A Turkish jihadist group organized in Ankara to finance the Islamic State in Iraq and Syria (ISIS) has continued to operate for several years despite the fact that the authorities have long known what they were doing.
The ISIS group, established as a platform under the name of Dar’ul Erkam Fisebilillah (The house of Arqam in the cause of Allah), was raising funds to help and free ISIS captives held by Kurdish groups in Syria. The funding network quickly expanded from Ankara to some 20 other Turkish provinces, while the group set up an operations center in Idlib, a Syrian province under the control of the Turkish Armed Forces and its affiliate armed groups.

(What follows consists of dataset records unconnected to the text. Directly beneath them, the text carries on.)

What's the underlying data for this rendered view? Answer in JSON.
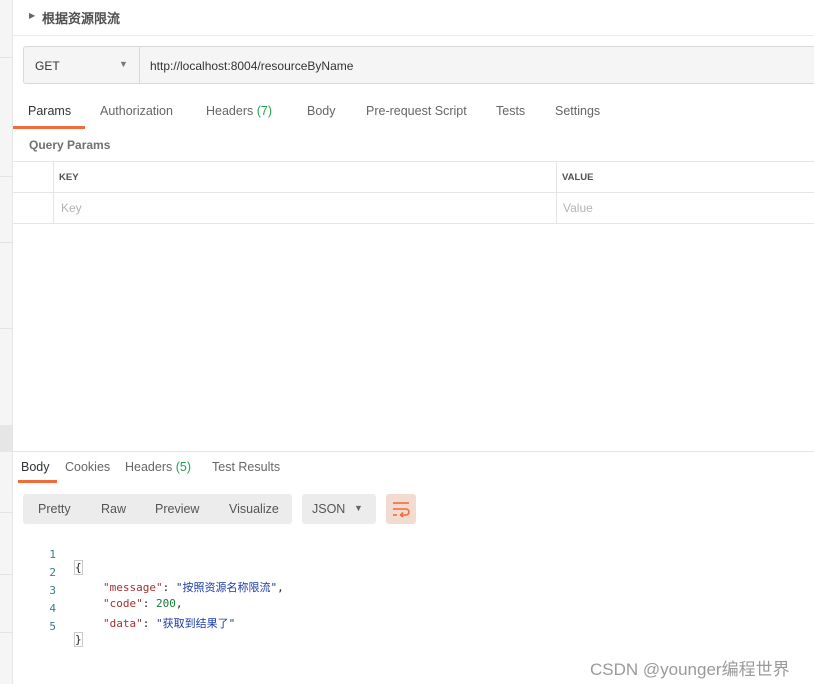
{
  "request": {
    "title": "根据资源限流",
    "method": "GET",
    "url": "http://localhost:8004/resourceByName"
  },
  "request_tabs": [
    {
      "label": "Params"
    },
    {
      "label": "Authorization"
    },
    {
      "label": "Headers",
      "count": "(7)"
    },
    {
      "label": "Body"
    },
    {
      "label": "Pre-request Script"
    },
    {
      "label": "Tests"
    },
    {
      "label": "Settings"
    }
  ],
  "query_params": {
    "section_label": "Query Params",
    "columns": {
      "key": "KEY",
      "value": "VALUE"
    },
    "placeholders": {
      "key": "Key",
      "value": "Value"
    }
  },
  "response_tabs": [
    {
      "label": "Body"
    },
    {
      "label": "Cookies"
    },
    {
      "label": "Headers",
      "count": "(5)"
    },
    {
      "label": "Test Results"
    }
  ],
  "response_view": {
    "buttons": [
      "Pretty",
      "Raw",
      "Preview",
      "Visualize"
    ],
    "format": "JSON"
  },
  "response_body": {
    "line_numbers": [
      "1",
      "2",
      "3",
      "4",
      "5"
    ],
    "open_brace": "{",
    "close_brace": "}",
    "fields": [
      {
        "key": "\"message\"",
        "value": "\"按照资源名称限流\"",
        "sep": ","
      },
      {
        "key": "\"code\"",
        "value": "200",
        "sep": ","
      },
      {
        "key": "\"data\"",
        "value": "\"获取到结果了\"",
        "sep": ""
      }
    ]
  },
  "watermark": "CSDN @younger编程世界",
  "colors": {
    "accent": "#f26b3a",
    "count_green": "#26a150",
    "json_key": "#a4302e",
    "json_string": "#1a3aa8",
    "json_number": "#1a7a3a"
  }
}
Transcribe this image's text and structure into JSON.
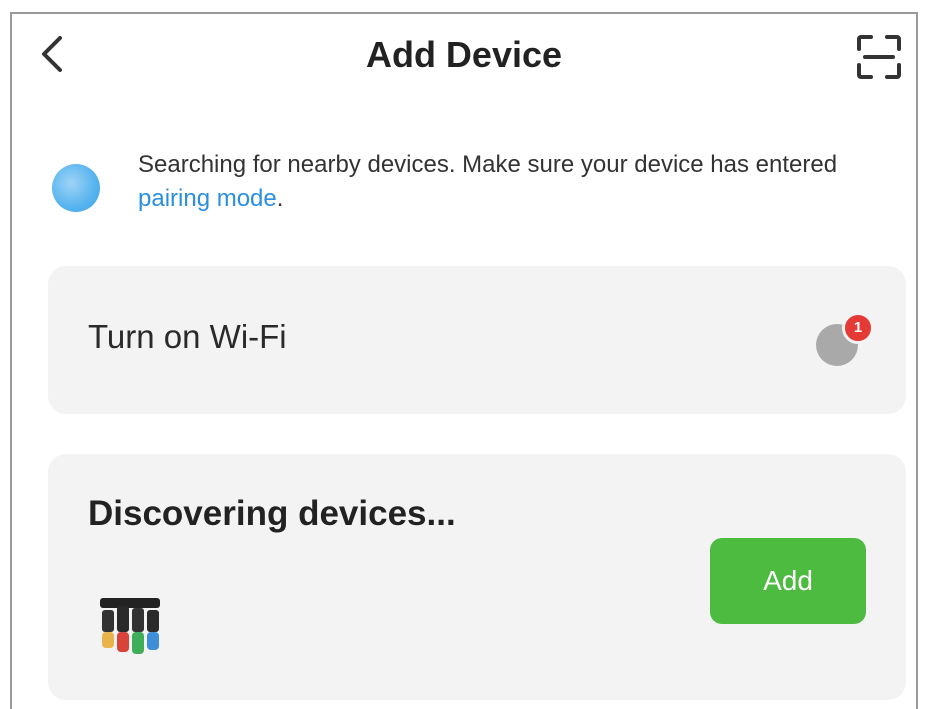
{
  "header": {
    "title": "Add Device"
  },
  "notice": {
    "text_before_link": "Searching for nearby devices. Make sure your device has entered ",
    "link_text": "pairing mode",
    "text_after_link": "."
  },
  "wifi_card": {
    "label": "Turn on Wi-Fi",
    "badge_count": "1"
  },
  "discover_card": {
    "label": "Discovering devices...",
    "add_label": "Add"
  },
  "colors": {
    "accent_green": "#4cbb3f",
    "link_blue": "#2a8fe0",
    "badge_red": "#e53935",
    "card_bg": "#f3f3f3"
  },
  "icons": {
    "back": "chevron-left-icon",
    "scan": "scan-frame-icon",
    "searching": "search-pulse-icon",
    "wifi": "wifi-status-icon",
    "device": "device-thumbnail-icon"
  }
}
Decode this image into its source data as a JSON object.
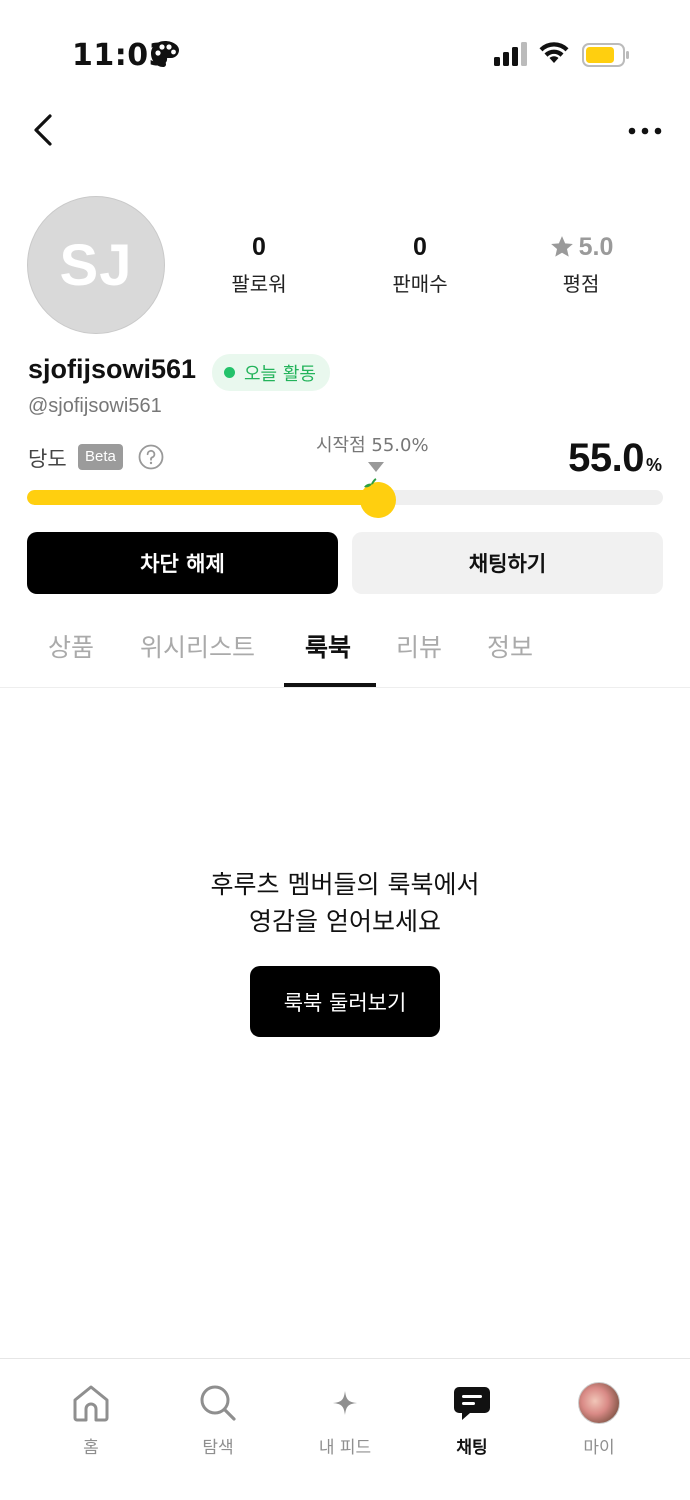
{
  "status_bar": {
    "time": "11:03"
  },
  "profile": {
    "avatar_initials": "SJ",
    "stats": [
      {
        "value": "0",
        "label": "팔로워"
      },
      {
        "value": "0",
        "label": "판매수"
      },
      {
        "value": "5.0",
        "label": "평점"
      }
    ],
    "username": "sjofijsowi561",
    "active_badge": "오늘 활동",
    "handle": "@sjofijsowi561"
  },
  "sweetness": {
    "label": "당도",
    "beta": "Beta",
    "start_point": "시작점 55.0%",
    "value": "55.0",
    "unit": "%",
    "level_percent": 55.0
  },
  "actions": {
    "unblock": "차단 해제",
    "chat": "채팅하기"
  },
  "tabs": [
    {
      "label": "상품",
      "active": false
    },
    {
      "label": "위시리스트",
      "active": false
    },
    {
      "label": "룩북",
      "active": true
    },
    {
      "label": "리뷰",
      "active": false
    },
    {
      "label": "정보",
      "active": false
    }
  ],
  "empty_state": {
    "line1": "후루츠 멤버들의 룩북에서",
    "line2": "영감을 얻어보세요",
    "button": "룩북 둘러보기"
  },
  "bottom_nav": [
    {
      "label": "홈",
      "icon": "home-icon",
      "active": false
    },
    {
      "label": "탐색",
      "icon": "search-icon",
      "active": false
    },
    {
      "label": "내 피드",
      "icon": "sparkle-icon",
      "active": false
    },
    {
      "label": "채팅",
      "icon": "chat-icon",
      "active": true
    },
    {
      "label": "마이",
      "icon": "profile-avatar",
      "active": false
    }
  ],
  "colors": {
    "accent_yellow": "#ffcf0f",
    "active_green": "#23c26a",
    "primary_black": "#000000",
    "track_gray": "#efefef"
  }
}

Although several members of the group were detained in police operations, the activities of Dar’ul Erkam did not stop and in fact have grown even more. Some 60 members of the group have been detained so far, but almost all were let go after brief questioning.
The funding campaign, launched in April 2020 with multilingual posters, asked contributors to donate $33 a month to support ISIS women who were detained at the al-Hawl and Roj camps in northeastern Syria.
The group had managed to raise cash to support more than 300 women as of May 2020 with donations it received not only from Turkey, but also from Belgium, Germany and other European countries. It also covered expenses for mobile phones used by ISIS members in these camps.
Dar’ul Erkam is also running operations to bring ISIS members, both Turkish and non-Turkish, to Turkey by paying smugglers on the border and continues to provide cash once they arrive in Turkey.
The group is led by Yavuz Selim Binici, a Turkish national who lives in Ankara and manages social media teams to promote the ideology of ISIS and raise money. He travels back and forth between Syria and Turkey.
The transfer of funds is mainly done through the hawala system, an alternate way of transferring money outside the traditional banking system, although the group has multiple accounts set up with QNB Finansbank, a Turkish bank owned by the Doha-based QNB Group.
The group’s media propaganda arm, which was promoting both the ISIS and al-Qaeda groups on its website www.darulmedya.com, is now defunct. But a survey of articles in the Wayback machine archive shows that it had been supporting suicide attacks committed by jihadist groups and disseminating the views of Turkish jihadist preacher Abu Hanzala (real name Halis Bayancuk), who encouraged many young men to join al-Qaeda and ISIS.
Cash transfers to ISIS members in camps in Syria:ISIS_cash_transfer_ISIS
It appears to have been associated with the Turkish jihadist group Vasat, listed as a terrorist entity in Turkey for bombing a Bible publishing house and killing an innocent boy. Vasat’s leader, Şahimerdan Sarı, a 61-year-old extremist cleric who was twice convicted and served time on terrorism charges, resumed his activities after he was freed by the government of President Recep Tayyip Erdoğan in June 2019.
Dar’ul Erkam was the target of police operations, but most detainees were quickly released. In April 2019 police detained eight members of Dar’ul Erkam on terrorism charges for links to Hayat Tahrir al-Sham (HTS), including Dilek Demir, who runs the women’s wing of the Dar’ul Erkam group. Only a few were formally arrested, while the rest were let go.
Some members Dar’ul Erkam remain fugitives since police have been unable to locate them to serve outstanding arrest warrants. One of them is Cebrail Kaya, 27-year-old resident of Gaziantep, a province that is home to ISIS cells. He has been indicted multiple times on terrorism charges and faces four ISIS cases filed with high criminal courts in Ankara and Gaziantep provinces.
Although he was a member of Dar’ul Erkam, which has been raising funds for ISIS for years, the Erdoğan government did not act to freeze his assets until December 2021.
Confidential file on Cebrail Kaya shows him as affiliated with the Dar’ul Erkam group:Cebrail_Kaya_ISIS_Redacted